"The incident changed the game," Benitez said. "We were playing well and in control. It was clear that Reina threw the ball in the air before he went out of the area, but the linesman was in a bad position." It was difficult to dispute Benitez's assertion. The game began at a frantic pace but Liverpool, who started with Craig Bellamy and Dirk Kuyt as strikers, imposed a calm command and after 21 minutes hit an upright.
Bellamy crossed from the left, Tal Ben Haim cleared with his head and Alonso crashed his volley against the post. Even after Bolton's goal there was reason to believe that Liverpool could recover and the first half finished with them on the charge. Steve Finnan crossed from the right, Bellamy knocked the ball down and Steven Gerrard thumped a volley that swerved and almost caught Jussi Jaaskelainen going the wrong way.

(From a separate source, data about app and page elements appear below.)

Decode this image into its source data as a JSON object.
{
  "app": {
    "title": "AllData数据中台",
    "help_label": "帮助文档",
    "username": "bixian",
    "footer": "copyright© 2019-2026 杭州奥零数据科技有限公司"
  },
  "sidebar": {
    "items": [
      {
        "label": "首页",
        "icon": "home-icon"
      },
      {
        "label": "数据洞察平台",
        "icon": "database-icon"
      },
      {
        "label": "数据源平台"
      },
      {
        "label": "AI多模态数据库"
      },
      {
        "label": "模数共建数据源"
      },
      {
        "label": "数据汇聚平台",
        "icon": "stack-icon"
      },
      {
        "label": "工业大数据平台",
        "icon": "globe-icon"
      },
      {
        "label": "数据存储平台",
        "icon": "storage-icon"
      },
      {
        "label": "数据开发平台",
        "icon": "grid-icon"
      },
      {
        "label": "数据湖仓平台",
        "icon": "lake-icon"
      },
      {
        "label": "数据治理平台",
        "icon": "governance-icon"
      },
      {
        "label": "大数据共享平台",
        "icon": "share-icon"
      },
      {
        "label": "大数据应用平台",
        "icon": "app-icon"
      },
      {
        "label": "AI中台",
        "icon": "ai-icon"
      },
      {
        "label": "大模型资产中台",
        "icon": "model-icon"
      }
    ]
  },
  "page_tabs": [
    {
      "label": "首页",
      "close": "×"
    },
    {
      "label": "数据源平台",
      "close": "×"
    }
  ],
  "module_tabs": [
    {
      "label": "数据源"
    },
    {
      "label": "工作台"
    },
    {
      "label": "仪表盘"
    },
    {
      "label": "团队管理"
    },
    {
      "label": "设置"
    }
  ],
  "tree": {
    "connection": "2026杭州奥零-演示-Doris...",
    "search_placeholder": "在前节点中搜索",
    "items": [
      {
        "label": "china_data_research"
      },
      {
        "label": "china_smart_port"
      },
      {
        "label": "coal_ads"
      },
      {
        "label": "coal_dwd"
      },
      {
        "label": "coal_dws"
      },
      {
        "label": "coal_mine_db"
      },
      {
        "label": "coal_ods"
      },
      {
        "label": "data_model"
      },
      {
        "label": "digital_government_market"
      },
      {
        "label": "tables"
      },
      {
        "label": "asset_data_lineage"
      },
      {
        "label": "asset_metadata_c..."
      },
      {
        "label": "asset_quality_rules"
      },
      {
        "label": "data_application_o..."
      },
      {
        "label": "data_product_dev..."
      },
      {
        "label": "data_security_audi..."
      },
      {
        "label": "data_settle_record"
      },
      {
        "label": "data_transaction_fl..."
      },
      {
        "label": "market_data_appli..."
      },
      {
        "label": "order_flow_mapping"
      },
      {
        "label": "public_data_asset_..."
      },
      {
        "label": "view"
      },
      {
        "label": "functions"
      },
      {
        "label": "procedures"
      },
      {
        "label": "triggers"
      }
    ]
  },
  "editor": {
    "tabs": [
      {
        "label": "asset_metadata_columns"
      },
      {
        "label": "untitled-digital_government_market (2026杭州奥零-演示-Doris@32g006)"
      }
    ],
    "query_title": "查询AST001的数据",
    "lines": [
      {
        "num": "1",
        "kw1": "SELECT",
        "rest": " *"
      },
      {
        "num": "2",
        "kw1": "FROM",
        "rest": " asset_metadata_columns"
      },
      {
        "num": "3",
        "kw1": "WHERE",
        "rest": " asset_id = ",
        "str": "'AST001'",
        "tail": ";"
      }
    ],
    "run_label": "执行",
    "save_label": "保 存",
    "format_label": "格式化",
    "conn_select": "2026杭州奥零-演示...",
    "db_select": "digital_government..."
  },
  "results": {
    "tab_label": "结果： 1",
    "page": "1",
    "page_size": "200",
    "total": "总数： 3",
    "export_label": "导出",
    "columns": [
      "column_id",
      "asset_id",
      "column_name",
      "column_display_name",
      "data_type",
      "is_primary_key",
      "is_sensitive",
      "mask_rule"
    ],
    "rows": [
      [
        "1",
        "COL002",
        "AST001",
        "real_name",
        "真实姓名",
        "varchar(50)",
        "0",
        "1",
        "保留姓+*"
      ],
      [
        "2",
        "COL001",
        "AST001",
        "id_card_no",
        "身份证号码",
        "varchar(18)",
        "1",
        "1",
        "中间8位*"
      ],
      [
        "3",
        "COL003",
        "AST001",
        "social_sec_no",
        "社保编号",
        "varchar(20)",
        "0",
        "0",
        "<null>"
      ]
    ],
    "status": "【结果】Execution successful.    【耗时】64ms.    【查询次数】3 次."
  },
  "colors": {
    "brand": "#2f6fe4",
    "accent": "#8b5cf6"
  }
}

At half-time, Allardyce stressed the need for defending in depth and making isolated raids. He could not have been happier with the way his players listened because they followed his instructions to the letter, getting a second goal within six minutes of the restart.
Kevin Davies contrived space on the right and then delivered a cross that he would have loved to have received himself. Campo arrived late, Finnan was guilty of ball-watching and the Spaniard thumped his header against the bar and over the line. Again a linesman's decision was required and this time it was the right one: the ball was at least a foot over the line.
With that the game was over and so could be Liverpool's challenge. "If we win our next two games, you might be asking different questions," Benitez said when he was asked the obvious. Lose both of them and he will definitely be right.
Bolton, with two wins since the club were thrown under a dark cloud created by the Panorama allegations, are asking questions too - of teams at the top. " It's a great finish to what has been a very good week for everyone at the club," Allardyce said. "It's a fantastic result and a very big scalp."Reuse content